But then Fee Plumley alerted me to this quote of Ira’s, taken from a verbal presentation on storytelling:
“What nobody tells people who are beginners — and I really wish someone had told this to me . . . is that all of us who do creative work, we get into it because we have good taste.
But there is this gap.
For the first couple years you make stuff, and it’s just not that good. It’s trying to be good, it has potential, but it’s not.
But your taste, the thing that got you into the game, is still killer.
And your taste is why your work disappoints you. A lot of people never get past this phase. They quit.
Most people I know who do interesting, creative work went through years of this. We know our work doesn’t have this special thing that we want it to have. We all go through this.

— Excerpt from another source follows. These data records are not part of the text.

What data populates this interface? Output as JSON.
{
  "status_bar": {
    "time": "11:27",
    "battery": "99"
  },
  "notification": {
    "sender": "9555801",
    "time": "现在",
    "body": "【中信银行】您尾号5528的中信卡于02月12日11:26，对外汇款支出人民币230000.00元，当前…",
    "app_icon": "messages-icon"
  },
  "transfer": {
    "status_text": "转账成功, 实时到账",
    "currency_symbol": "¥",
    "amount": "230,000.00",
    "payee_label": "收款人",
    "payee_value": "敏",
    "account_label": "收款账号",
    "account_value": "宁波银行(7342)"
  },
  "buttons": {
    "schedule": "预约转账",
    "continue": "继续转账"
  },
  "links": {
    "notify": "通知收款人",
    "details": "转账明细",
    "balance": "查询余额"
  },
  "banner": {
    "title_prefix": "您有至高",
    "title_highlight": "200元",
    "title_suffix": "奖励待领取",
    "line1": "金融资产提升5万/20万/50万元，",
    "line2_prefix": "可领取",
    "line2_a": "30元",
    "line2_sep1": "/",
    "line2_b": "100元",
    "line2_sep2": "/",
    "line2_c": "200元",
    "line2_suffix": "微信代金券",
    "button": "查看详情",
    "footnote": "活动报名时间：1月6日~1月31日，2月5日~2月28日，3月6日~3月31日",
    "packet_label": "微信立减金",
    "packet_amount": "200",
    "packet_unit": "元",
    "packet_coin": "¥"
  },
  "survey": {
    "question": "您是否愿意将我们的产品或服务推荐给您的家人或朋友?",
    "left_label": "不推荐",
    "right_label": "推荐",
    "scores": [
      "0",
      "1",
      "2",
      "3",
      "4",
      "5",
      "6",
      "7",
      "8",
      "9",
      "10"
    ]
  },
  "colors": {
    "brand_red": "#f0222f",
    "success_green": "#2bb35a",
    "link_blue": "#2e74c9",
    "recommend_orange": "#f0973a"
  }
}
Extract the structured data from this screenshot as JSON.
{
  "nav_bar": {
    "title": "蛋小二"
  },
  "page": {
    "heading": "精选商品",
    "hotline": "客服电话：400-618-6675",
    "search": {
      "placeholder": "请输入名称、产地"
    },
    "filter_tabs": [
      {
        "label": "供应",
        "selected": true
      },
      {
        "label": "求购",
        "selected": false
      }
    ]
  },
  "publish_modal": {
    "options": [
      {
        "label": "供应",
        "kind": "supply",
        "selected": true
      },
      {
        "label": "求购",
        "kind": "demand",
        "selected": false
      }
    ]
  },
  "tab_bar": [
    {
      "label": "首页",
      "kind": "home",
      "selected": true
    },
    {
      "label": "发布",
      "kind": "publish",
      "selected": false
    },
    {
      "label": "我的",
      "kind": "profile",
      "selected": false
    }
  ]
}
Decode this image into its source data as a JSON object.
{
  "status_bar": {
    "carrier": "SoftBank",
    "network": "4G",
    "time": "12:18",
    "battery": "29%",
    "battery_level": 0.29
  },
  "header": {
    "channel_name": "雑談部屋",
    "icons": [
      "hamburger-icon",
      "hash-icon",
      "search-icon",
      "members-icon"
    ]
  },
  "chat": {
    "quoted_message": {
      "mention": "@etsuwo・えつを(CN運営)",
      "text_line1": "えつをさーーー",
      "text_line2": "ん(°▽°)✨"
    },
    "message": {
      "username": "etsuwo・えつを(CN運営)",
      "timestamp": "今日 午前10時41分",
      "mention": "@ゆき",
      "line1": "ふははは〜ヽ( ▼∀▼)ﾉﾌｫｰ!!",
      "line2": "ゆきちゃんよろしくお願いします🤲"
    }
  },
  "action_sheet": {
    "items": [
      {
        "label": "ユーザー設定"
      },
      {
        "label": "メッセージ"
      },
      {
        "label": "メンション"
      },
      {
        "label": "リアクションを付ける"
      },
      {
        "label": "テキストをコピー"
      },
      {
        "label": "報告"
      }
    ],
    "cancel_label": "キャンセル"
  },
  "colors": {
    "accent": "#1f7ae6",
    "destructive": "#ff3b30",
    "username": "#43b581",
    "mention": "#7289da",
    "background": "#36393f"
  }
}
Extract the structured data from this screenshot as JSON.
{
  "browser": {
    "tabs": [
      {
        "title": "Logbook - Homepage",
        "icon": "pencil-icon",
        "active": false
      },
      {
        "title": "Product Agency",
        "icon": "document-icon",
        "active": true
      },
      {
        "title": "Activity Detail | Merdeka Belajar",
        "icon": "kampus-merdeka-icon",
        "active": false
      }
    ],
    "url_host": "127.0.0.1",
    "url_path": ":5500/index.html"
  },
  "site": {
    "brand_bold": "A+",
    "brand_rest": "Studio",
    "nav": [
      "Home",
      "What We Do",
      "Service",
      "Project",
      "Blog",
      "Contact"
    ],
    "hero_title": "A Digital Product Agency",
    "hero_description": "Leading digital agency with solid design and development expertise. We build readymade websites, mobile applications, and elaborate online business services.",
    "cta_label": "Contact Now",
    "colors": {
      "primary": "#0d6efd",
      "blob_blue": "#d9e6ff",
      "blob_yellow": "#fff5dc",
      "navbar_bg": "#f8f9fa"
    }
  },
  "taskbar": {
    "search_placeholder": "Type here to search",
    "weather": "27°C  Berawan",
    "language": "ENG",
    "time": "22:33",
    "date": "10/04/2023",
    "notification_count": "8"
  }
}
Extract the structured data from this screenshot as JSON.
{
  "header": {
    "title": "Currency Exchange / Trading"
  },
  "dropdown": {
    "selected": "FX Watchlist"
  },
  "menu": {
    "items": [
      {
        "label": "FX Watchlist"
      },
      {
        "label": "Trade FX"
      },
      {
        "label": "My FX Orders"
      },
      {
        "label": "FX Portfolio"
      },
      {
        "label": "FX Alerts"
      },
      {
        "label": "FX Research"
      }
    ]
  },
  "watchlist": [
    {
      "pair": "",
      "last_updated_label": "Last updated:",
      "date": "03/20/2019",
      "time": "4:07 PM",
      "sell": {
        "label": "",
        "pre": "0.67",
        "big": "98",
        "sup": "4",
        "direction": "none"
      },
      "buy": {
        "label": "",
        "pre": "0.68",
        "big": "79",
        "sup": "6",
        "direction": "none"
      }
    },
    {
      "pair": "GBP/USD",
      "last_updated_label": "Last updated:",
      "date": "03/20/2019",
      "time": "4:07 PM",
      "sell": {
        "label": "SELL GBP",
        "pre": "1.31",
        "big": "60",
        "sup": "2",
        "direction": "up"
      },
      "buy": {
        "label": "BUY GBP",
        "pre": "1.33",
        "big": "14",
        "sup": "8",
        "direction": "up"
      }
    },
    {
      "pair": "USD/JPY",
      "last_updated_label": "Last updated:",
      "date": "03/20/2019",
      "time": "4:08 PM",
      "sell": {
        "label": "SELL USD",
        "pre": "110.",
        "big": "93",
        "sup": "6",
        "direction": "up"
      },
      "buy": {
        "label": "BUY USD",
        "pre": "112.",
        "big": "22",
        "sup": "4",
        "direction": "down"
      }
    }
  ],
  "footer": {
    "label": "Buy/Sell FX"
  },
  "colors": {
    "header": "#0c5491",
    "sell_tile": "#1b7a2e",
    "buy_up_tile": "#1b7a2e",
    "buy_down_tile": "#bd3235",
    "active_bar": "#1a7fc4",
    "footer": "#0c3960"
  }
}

And if you are just starting out or you are still in this phase, you gotta know it’s normal and the most important thing you can do is do a lot of work. Put yourself on a deadline so that every week you will finish one story. It is only by going through a volume of work that you will close that gap, and your work will be as good as your ambitions. And I took longer to figure out how to do this than anyone I’ve ever met.
It’s gonna take awhile.
It’s normal to take awhile.
You’ve just gotta fight your way through.”
This captures exactly what ScienceforLife.365 represents for me.
At the outset, back in August 2012, I hoped that by forcing myself to create a written post on science every day I would see improvements in my confidence, my writing skills and my capacity to choose topics that people connected with.
I’ve certainly improved on all those fronts, and probably others that I’m not aware of. And yet, I’m not satisfied. I think overall my taste still far exceeds my skills.
I have 130 days left.
[image thanks to animantis on flickr]